◆ Work order: If a line below contains "Search", count it; then state how many such lines there are, and nothing else.

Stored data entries
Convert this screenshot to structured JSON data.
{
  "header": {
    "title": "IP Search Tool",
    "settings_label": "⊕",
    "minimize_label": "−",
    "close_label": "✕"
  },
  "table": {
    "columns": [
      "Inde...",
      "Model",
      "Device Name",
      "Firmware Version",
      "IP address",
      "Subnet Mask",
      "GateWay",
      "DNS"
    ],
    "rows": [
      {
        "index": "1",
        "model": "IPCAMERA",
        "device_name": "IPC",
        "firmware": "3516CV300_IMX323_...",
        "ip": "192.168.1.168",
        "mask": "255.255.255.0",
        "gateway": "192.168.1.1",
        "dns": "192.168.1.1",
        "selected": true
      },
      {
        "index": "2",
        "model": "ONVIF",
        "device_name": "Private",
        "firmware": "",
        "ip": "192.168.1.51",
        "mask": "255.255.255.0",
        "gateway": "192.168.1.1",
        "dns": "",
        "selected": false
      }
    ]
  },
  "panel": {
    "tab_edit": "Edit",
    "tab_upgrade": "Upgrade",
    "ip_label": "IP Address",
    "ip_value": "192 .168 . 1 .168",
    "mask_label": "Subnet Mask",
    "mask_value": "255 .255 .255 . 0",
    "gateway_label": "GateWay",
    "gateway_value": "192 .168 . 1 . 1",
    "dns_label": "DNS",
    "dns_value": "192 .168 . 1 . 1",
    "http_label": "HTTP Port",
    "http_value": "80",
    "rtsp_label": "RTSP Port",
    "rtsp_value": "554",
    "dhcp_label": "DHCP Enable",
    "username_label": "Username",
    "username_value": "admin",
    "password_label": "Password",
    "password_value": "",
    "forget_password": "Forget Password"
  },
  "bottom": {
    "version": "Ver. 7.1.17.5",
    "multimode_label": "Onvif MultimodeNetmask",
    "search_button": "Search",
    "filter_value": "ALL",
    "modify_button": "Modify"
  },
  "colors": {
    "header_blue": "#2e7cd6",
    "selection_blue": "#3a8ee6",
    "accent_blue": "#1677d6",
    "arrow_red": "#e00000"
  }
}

◆ Result for this exercise: 2